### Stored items
•••

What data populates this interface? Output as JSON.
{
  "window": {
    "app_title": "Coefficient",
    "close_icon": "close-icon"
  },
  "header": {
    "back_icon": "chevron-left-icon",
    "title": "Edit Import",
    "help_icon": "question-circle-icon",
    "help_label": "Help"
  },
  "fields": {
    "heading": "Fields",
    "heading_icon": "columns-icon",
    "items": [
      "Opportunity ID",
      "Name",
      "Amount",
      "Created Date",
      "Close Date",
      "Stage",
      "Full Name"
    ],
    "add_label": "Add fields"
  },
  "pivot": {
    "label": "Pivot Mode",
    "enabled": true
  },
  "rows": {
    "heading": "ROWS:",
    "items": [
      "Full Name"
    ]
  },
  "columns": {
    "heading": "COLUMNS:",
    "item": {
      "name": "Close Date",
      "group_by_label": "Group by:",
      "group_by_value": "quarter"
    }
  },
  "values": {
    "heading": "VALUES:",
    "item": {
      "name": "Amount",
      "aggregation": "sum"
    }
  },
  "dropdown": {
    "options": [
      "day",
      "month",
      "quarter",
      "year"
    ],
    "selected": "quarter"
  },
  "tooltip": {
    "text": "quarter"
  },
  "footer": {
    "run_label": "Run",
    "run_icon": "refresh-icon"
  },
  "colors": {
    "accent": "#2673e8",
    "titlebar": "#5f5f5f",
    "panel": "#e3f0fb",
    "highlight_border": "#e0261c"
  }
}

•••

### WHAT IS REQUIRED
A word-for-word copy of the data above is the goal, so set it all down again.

### WRITTEN RESPONSE
What data populates this interface? Output as JSON.
{
  "window": {
    "app_title": "Coefficient",
    "close_icon": "close-icon"
  },
  "header": {
    "back_icon": "chevron-left-icon",
    "title": "Edit Import",
    "help_icon": "question-circle-icon",
    "help_label": "Help"
  },
  "fields": {
    "heading": "Fields",
    "heading_icon": "columns-icon",
    "items": [
      "Opportunity ID",
      "Name",
      "Amount",
      "Created Date",
      "Close Date",
      "Stage",
      "Full Name"
    ],
    "add_label": "Add fields"
  },
  "pivot": {
    "label": "Pivot Mode",
    "enabled": true
  },
  "rows": {
    "heading": "ROWS:",
    "items": [
      "Full Name"
    ]
  },
  "columns": {
    "heading": "COLUMNS:",
    "item": {
      "name": "Close Date",
      "group_by_label": "Group by:",
      "group_by_value": "quarter"
    }
  },
  "values": {
    "heading": "VALUES:",
    "item": {
      "name": "Amount",
      "aggregation": "sum"
    }
  },
  "dropdown": {
    "options": [
      "day",
      "month",
      "quarter",
      "year"
    ],
    "selected": "quarter"
  },
  "tooltip": {
    "text": "quarter"
  },
  "footer": {
    "run_label": "Run",
    "run_icon": "refresh-icon"
  },
  "colors": {
    "accent": "#2673e8",
    "titlebar": "#5f5f5f",
    "panel": "#e3f0fb",
    "highlight_border": "#e0261c"
  }
}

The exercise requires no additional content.